This prejudice in the English-speaking world is old. Rhetoric accompanying Henry VIII’s dissolution of the monasteries expressed distrust of contemplation while it praised action. Hamlet’s misgivings about deep thinking also reflect this bias.
Izaak Walton’s 17th-century The Complete Angler championed a balance of action and contemplation to counter the turmoil of the English civil wars. Here, fishing illustrated the virtuous fellowship that can arise from this necessary equilibrium.
Many acknowledge the importance of an examined life, but attitudes against contemplation live on. With the bootstrap mindset favoring the self-made-man comes a bias for “doing” in favor of “thinking.”
Action without contemplation is robotic; like twin plane engines, they must balance each other. This composure is obvious to a farmer who ponders the seasonal cycle or to a trucker whose solitary hours benefit from contemplation.
But many feel our attention fraying from work and parenting duties. We “busy-brag” and view contemplation as a “luxury.” Instead, during small breaks, we “veg out” and allow electronic distractions to rule.
Active habits are honed in quiet moments, serving us well in daily scenarios and emergencies.

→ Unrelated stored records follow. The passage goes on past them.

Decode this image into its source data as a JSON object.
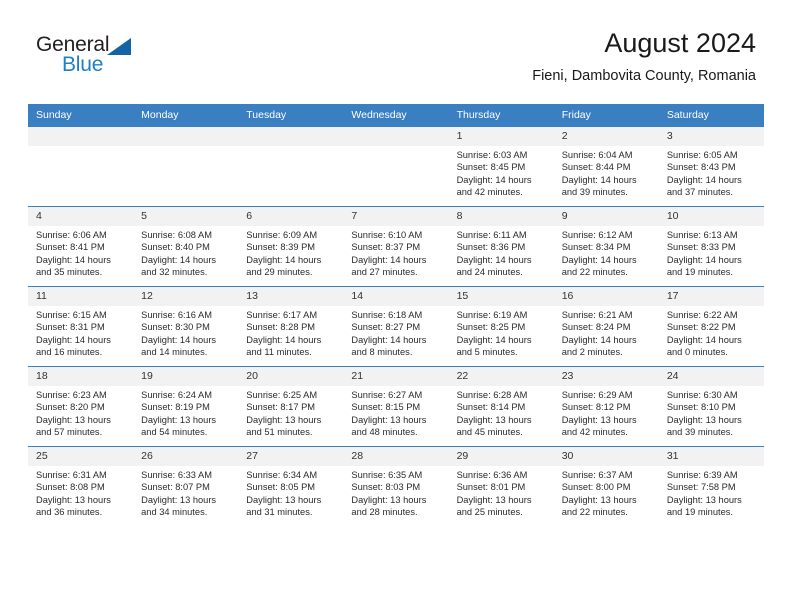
{
  "brand": {
    "name_part1": "General",
    "name_part2": "Blue",
    "triangle_color": "#1464a5",
    "blue_color": "#1f7fc4"
  },
  "header": {
    "title": "August 2024",
    "subtitle": "Fieni, Dambovita County, Romania",
    "header_bg": "#3a7fc1",
    "daynum_bg": "#f2f2f2"
  },
  "weekday_headers": [
    "Sunday",
    "Monday",
    "Tuesday",
    "Wednesday",
    "Thursday",
    "Friday",
    "Saturday"
  ],
  "labels": {
    "sunrise": "Sunrise:",
    "sunset": "Sunset:",
    "daylight": "Daylight:"
  },
  "weeks": [
    [
      {
        "day": "",
        "blank": true
      },
      {
        "day": "",
        "blank": true
      },
      {
        "day": "",
        "blank": true
      },
      {
        "day": "",
        "blank": true
      },
      {
        "day": "1",
        "sunrise": "Sunrise: 6:03 AM",
        "sunset": "Sunset: 8:45 PM",
        "daylight": "Daylight: 14 hours and 42 minutes."
      },
      {
        "day": "2",
        "sunrise": "Sunrise: 6:04 AM",
        "sunset": "Sunset: 8:44 PM",
        "daylight": "Daylight: 14 hours and 39 minutes."
      },
      {
        "day": "3",
        "sunrise": "Sunrise: 6:05 AM",
        "sunset": "Sunset: 8:43 PM",
        "daylight": "Daylight: 14 hours and 37 minutes."
      }
    ],
    [
      {
        "day": "4",
        "sunrise": "Sunrise: 6:06 AM",
        "sunset": "Sunset: 8:41 PM",
        "daylight": "Daylight: 14 hours and 35 minutes."
      },
      {
        "day": "5",
        "sunrise": "Sunrise: 6:08 AM",
        "sunset": "Sunset: 8:40 PM",
        "daylight": "Daylight: 14 hours and 32 minutes."
      },
      {
        "day": "6",
        "sunrise": "Sunrise: 6:09 AM",
        "sunset": "Sunset: 8:39 PM",
        "daylight": "Daylight: 14 hours and 29 minutes."
      },
      {
        "day": "7",
        "sunrise": "Sunrise: 6:10 AM",
        "sunset": "Sunset: 8:37 PM",
        "daylight": "Daylight: 14 hours and 27 minutes."
      },
      {
        "day": "8",
        "sunrise": "Sunrise: 6:11 AM",
        "sunset": "Sunset: 8:36 PM",
        "daylight": "Daylight: 14 hours and 24 minutes."
      },
      {
        "day": "9",
        "sunrise": "Sunrise: 6:12 AM",
        "sunset": "Sunset: 8:34 PM",
        "daylight": "Daylight: 14 hours and 22 minutes."
      },
      {
        "day": "10",
        "sunrise": "Sunrise: 6:13 AM",
        "sunset": "Sunset: 8:33 PM",
        "daylight": "Daylight: 14 hours and 19 minutes."
      }
    ],
    [
      {
        "day": "11",
        "sunrise": "Sunrise: 6:15 AM",
        "sunset": "Sunset: 8:31 PM",
        "daylight": "Daylight: 14 hours and 16 minutes."
      },
      {
        "day": "12",
        "sunrise": "Sunrise: 6:16 AM",
        "sunset": "Sunset: 8:30 PM",
        "daylight": "Daylight: 14 hours and 14 minutes."
      },
      {
        "day": "13",
        "sunrise": "Sunrise: 6:17 AM",
        "sunset": "Sunset: 8:28 PM",
        "daylight": "Daylight: 14 hours and 11 minutes."
      },
      {
        "day": "14",
        "sunrise": "Sunrise: 6:18 AM",
        "sunset": "Sunset: 8:27 PM",
        "daylight": "Daylight: 14 hours and 8 minutes."
      },
      {
        "day": "15",
        "sunrise": "Sunrise: 6:19 AM",
        "sunset": "Sunset: 8:25 PM",
        "daylight": "Daylight: 14 hours and 5 minutes."
      },
      {
        "day": "16",
        "sunrise": "Sunrise: 6:21 AM",
        "sunset": "Sunset: 8:24 PM",
        "daylight": "Daylight: 14 hours and 2 minutes."
      },
      {
        "day": "17",
        "sunrise": "Sunrise: 6:22 AM",
        "sunset": "Sunset: 8:22 PM",
        "daylight": "Daylight: 14 hours and 0 minutes."
      }
    ],
    [
      {
        "day": "18",
        "sunrise": "Sunrise: 6:23 AM",
        "sunset": "Sunset: 8:20 PM",
        "daylight": "Daylight: 13 hours and 57 minutes."
      },
      {
        "day": "19",
        "sunrise": "Sunrise: 6:24 AM",
        "sunset": "Sunset: 8:19 PM",
        "daylight": "Daylight: 13 hours and 54 minutes."
      },
      {
        "day": "20",
        "sunrise": "Sunrise: 6:25 AM",
        "sunset": "Sunset: 8:17 PM",
        "daylight": "Daylight: 13 hours and 51 minutes."
      },
      {
        "day": "21",
        "sunrise": "Sunrise: 6:27 AM",
        "sunset": "Sunset: 8:15 PM",
        "daylight": "Daylight: 13 hours and 48 minutes."
      },
      {
        "day": "22",
        "sunrise": "Sunrise: 6:28 AM",
        "sunset": "Sunset: 8:14 PM",
        "daylight": "Daylight: 13 hours and 45 minutes."
      },
      {
        "day": "23",
        "sunrise": "Sunrise: 6:29 AM",
        "sunset": "Sunset: 8:12 PM",
        "daylight": "Daylight: 13 hours and 42 minutes."
      },
      {
        "day": "24",
        "sunrise": "Sunrise: 6:30 AM",
        "sunset": "Sunset: 8:10 PM",
        "daylight": "Daylight: 13 hours and 39 minutes."
      }
    ],
    [
      {
        "day": "25",
        "sunrise": "Sunrise: 6:31 AM",
        "sunset": "Sunset: 8:08 PM",
        "daylight": "Daylight: 13 hours and 36 minutes."
      },
      {
        "day": "26",
        "sunrise": "Sunrise: 6:33 AM",
        "sunset": "Sunset: 8:07 PM",
        "daylight": "Daylight: 13 hours and 34 minutes."
      },
      {
        "day": "27",
        "sunrise": "Sunrise: 6:34 AM",
        "sunset": "Sunset: 8:05 PM",
        "daylight": "Daylight: 13 hours and 31 minutes."
      },
      {
        "day": "28",
        "sunrise": "Sunrise: 6:35 AM",
        "sunset": "Sunset: 8:03 PM",
        "daylight": "Daylight: 13 hours and 28 minutes."
      },
      {
        "day": "29",
        "sunrise": "Sunrise: 6:36 AM",
        "sunset": "Sunset: 8:01 PM",
        "daylight": "Daylight: 13 hours and 25 minutes."
      },
      {
        "day": "30",
        "sunrise": "Sunrise: 6:37 AM",
        "sunset": "Sunset: 8:00 PM",
        "daylight": "Daylight: 13 hours and 22 minutes."
      },
      {
        "day": "31",
        "sunrise": "Sunrise: 6:39 AM",
        "sunset": "Sunset: 7:58 PM",
        "daylight": "Daylight: 13 hours and 19 minutes."
      }
    ]
  ]
}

Like Walton’s fly-fisher who seeks empathy and goodwill, continually cast back on whether your thoughts and actions have matched your best intentions.
In turn, by correcting your actions casting forward, the wiser presentations will yield a clearer sense of purpose against the snags that will surely come.
I’m Bill Gahan, and that’s my perspective.